Boil half a pound of rice till it become quite soft and dry. Then mix with it two table-spoonfuls of rich (but not strong) grated cheese, a small tea-spoonful of powdered mace, and sufficient fresh butter to moisten it. Mince very fine six table-spoonfuls of the white part of cold chicken or turkey, the soft parts of six large oysters, and a sprig or two of tarragon or parsley; add a grated nutmeg, and the yellow rind of a lemon. Mix the whole well, moistening it with cream or white wine. Take of the prepared rice a portion about the size of an egg, flatten it, and put into the centre a dessert-spoonful of the mixture; close the rice round it as you would the paste round a dumpling-apple.

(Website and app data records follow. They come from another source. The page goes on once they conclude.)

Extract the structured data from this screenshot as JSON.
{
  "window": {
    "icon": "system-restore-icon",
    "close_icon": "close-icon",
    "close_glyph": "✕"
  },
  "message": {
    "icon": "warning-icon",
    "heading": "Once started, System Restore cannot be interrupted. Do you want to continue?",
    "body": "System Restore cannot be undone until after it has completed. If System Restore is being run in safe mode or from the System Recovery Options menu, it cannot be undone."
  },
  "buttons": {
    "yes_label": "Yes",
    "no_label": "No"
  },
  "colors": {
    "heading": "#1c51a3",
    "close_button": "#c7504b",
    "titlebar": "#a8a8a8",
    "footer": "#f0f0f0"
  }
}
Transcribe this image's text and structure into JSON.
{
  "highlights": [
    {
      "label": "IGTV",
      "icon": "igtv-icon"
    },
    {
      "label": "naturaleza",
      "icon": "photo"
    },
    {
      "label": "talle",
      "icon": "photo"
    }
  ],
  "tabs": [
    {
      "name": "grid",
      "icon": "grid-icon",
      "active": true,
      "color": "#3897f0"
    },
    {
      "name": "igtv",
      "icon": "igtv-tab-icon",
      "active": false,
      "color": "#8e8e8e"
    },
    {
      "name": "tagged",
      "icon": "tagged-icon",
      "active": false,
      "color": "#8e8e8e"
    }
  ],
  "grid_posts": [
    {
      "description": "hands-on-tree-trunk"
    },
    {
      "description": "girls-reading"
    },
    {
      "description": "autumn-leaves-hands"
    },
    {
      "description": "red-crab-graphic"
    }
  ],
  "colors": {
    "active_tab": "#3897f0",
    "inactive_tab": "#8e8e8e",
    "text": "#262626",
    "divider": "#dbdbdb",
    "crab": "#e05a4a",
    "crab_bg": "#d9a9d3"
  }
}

Then form it into the shape of an egg. Brush it over with some beaten yolk of egg, and then dredge it with pounded crackers. In this way make up the whole into oval balls. Have ready, in a sauce-pan over the fire, a pound of boiling lard. Into this throw the croquettes, two at a time, so as to brown them. Let them brown for a few minutes; then take them out with a perforated skimmer. Drain them from the lard, and serve them up hot, garnished with curled parsley.
Take twelve hard-boiled eggs. Peel off the shells, and cut the eggs into equal halves; cutting off also a little piece from each of the ends to enable them to stand alone, in the form of cups. Chop the yolks, and with them mix cold ham or smoked tongue, minced as finely as possible. Moisten the mixture with cream, (or a little fresh butter,) and season it with powdered mace or nutmeg. Fill with it the cups or empty whites of the eggs, (being careful not to break them;) pressing the mixture down, and smoothing it nicely. Arrange them on a dish; putting two halves close together, and standing them upright, so as to look like whole eggs.
Cut a pair of chickens into pieces, as for carving; and wash them through two or three waters. Then lay them in a large pan, sprinkle them slightly with salt, and fill up the pan with boiling water. Cover it, and let the chickens stand for half an hour. Then put them immediately into a stew-pan; adding a few blades of mace, and a few whole peppercorns, and a handful of celery, split thin and chopped finely; also, a small white onion sliced. Pour on cold milk and water (mixed in equal portions) sufficient to cover the chickens well. Cover the stew-pan, set it over the fire, and let it stew till the chickens are thoroughly done, and quite tender. While the chickens are stewing, prepare, in a smaller sauce-pan, a gravy or sauce made as follows: - Mix two tea-spoonfuls of flour with as much cold water as will make it like a batter, and stir it till quite smooth and free from lumps. Then add to it, gradually, half a pint of boiling milk. Next put in a quarter of a pound of fresh butter, cut into small pieces. Set it over hot coals, and stir it till it comes to a boil, and the butter is well melted and mixed throughout. Then take it off the fire, and, while it is hot, stir in a glass of madeira or sherry, and four table-spoonfuls of rich cream, and some grated nutmeg. Lastly, take the chickens out of the stew-pan, and pour off all the liquor, etc. Return the chicken to the stew-pan, and pour over it, hot, the above-mentioned gravy. Cover the pan closely, and let it stand in a hot place, or in a kettle of boiling water for ten minutes. Then send it to table in a covered dish.
To the taste of many persons, this fricassee will be improved by adding to the chicken, while stewing, some small, thin slices of cold boiled ham.
Rabbits or veal may be fricasseed in the above manner.